Horror doesn’t scare our senior film critic Kurt Brokaw. Two cutting films make his cut (<i>Buzzard</i> and <i>The Babadook</i>) plus he returns to Romania’s cinema frontier with <i>QED</i> (that’s the short title) gets unfrozen in Greenland and takes a ride with the Phantom, Nick Cave.
“You may not be persuaded by a minute of it, but if you have a sweet tooth for French neo-noir, you can’t help but believe your lying eyes.” That’s senior critic, Kurt Brokaw, on his fourth consecutive year choosing a critic’s choice from Rendez-vous With French Cinema. Curious about which one he’s talking about? Read <a href=http://independent-magazine.org/magazine/2014/02/Kurt-Brokaw_Rendez-vous_with_French_Cinema>more</a>.
Neil Kendricks takes a look at how animation was used in the documentaries at Sundance 2014 and speaks one-on-one with <i>Watchers of the Sky’s</i> Molly Schwartz.

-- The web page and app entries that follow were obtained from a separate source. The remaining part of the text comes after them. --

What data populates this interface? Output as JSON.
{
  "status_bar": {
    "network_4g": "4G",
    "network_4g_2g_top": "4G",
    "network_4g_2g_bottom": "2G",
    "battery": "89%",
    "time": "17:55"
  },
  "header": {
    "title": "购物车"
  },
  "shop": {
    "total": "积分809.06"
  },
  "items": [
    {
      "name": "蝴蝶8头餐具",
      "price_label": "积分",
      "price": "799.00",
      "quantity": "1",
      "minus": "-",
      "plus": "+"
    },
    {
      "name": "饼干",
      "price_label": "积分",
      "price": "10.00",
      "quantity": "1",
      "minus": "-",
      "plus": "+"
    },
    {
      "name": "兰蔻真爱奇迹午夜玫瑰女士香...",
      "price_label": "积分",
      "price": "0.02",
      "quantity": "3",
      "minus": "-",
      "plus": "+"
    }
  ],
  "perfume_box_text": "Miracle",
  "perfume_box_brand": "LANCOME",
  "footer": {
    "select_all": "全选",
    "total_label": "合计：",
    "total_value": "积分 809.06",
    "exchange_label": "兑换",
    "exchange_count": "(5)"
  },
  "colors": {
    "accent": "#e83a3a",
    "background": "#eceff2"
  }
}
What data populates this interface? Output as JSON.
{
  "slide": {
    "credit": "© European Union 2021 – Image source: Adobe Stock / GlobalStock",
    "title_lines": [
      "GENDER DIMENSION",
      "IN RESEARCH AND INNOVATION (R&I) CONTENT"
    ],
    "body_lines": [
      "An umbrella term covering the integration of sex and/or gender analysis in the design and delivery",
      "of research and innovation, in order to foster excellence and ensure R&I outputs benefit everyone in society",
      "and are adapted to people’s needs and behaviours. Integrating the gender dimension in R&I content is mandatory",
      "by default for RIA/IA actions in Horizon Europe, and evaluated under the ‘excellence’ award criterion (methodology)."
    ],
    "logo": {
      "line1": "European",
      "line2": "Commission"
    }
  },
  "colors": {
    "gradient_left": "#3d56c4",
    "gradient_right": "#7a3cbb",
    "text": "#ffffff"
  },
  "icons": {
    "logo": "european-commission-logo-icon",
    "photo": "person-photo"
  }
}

Despite the unavoidable Park City glitz, Neil Kendricks writes, “Sundance still provides a forum for much-needed cinematic troublemakers.” Read how three films in particular grabbed him by the collar, <i>Only Lovers Left Alive, 20,000 Days on Earth</i>, and <i>Rat Pack Rat</i>.